Common Sense Media released the results of a national poll on the use of digital media for cheating in school.
Revealed that more than 25% of teens admit to cheating with cell phones, and more than half admit to using the Internet to cheat. More importantly, many students don't consider their actions to be cheating at all.
National poll Reveals Students’ Attitudes Toward Hi-Tech Cheating and Highlights Need for parents and Educators to Set Guidelines and Address Consequences.
"The results of this poll should be a wake-up call for educators and parents," Cell phones and the Internet have been a real game-changer for education and have opened up many avenues for collaboration, creation, and communication.
But as this poll shows, the unintended consequence of these versatile technologies is that they've made cheating easier. The call to action is clear: parents and educators have to be aware of how kids are using technology to cheat and then help our kids understand that the consequences for online cheating are just as serious as offline cheating."
Kids have always found ways to cheat, but the tools they have today are more powerful than ever. In this poll, kids reveal that they're texting each other answers during tests, using notes and information stored on their cell phones during tests, and downloading papers from the Internet to turn in as their own work. Because the digital world is distant, hard to track, and mostly anonymous, kids are less likely to see the consequences of their online actions, especially when they feel they won't get caught.
Cheating is a massive problem worldwide, especially for entrance exams for colleges, universities, professional training and the military.
India's northernmost state, Jammu and Kashmir, is tackling the problem of cheating by installing 300 cellphone jammers at testing centers statewide.
One recent high-visibility case illustrates the problem: A student in India named Wasim Ahmed at Nawab Shah engineering college was caught cheating. He kept a smartphone in his underwear with a microphone in his shirt and a Bluetooth receiver in his ear. He whispered the questions to a confederate on the phone, who gave him the answers.

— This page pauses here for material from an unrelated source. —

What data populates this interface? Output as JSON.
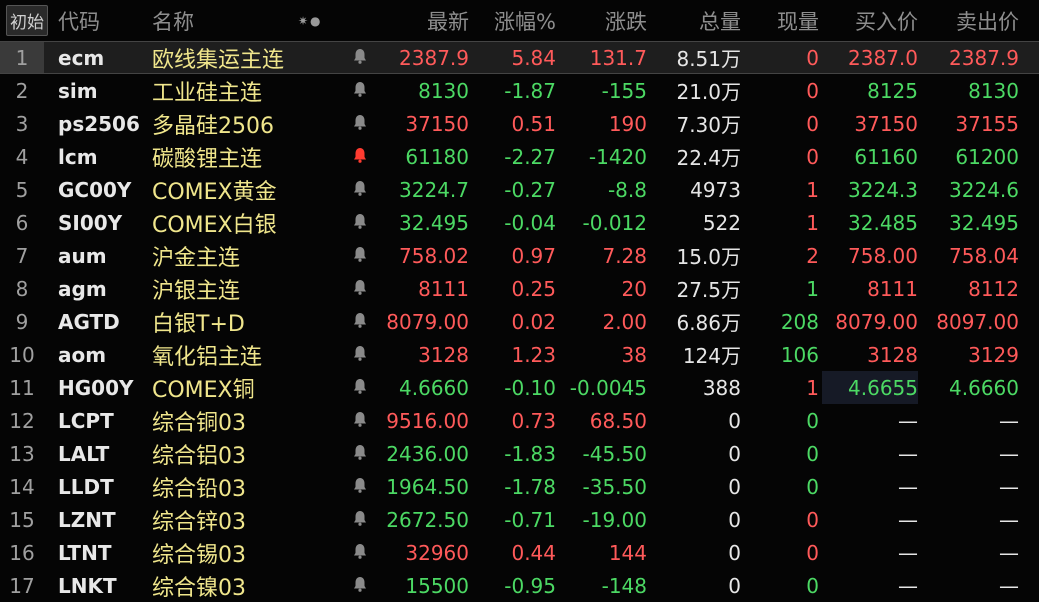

Behavior like Ahmed's is repeated around the world, though the specifics may vary.
The problem of using Internet-connected devices to cheat is so bad that Iraq actually turns off much of the nation's Internet to prevent sixth graders from cheating.
Internet-assisted cheating appears to be a major problem. But the real problem is that most exams are built around an antiquated concept of learning. If cheaters can cheat by getting data from the Internet, there's no reason to memorize that information in the first place.
We're all becoming information cyborgs, with instant, real-time information and communication, artificial intelligence bots, and all the world's knowledge at our fingertips at all times.
Meanwhile, our most advanced computers are no match for the human brain, and may never be, despite what the futurists are always telling us. Everyone will be far better off, and cheating will be obsolete, when we teach and test human creativity instead of human memorization.
Or, better yet, all exams should be "open smartphone" exams, where one's ability to use a smartphone to look up facts, details and answers is part of what's being tested. Because that's how the world works now. The students taking exams today will never live in a world without the mobile Internet.
When people use cellphone jammers gps, they're almost always trying to solve a problem that's different and much larger than the one they think they're solving.
The reality is that smartphones exist. Wireless communication exists. Access to the Internet from anywhere exists. And smartphones and wireless gadgets are quickly becoming universal and ubiquitous. The best solution to whatever societal problems these realities appear to create is rarely to simply block the phones.
The best solution to the problems created by technology is always better technology.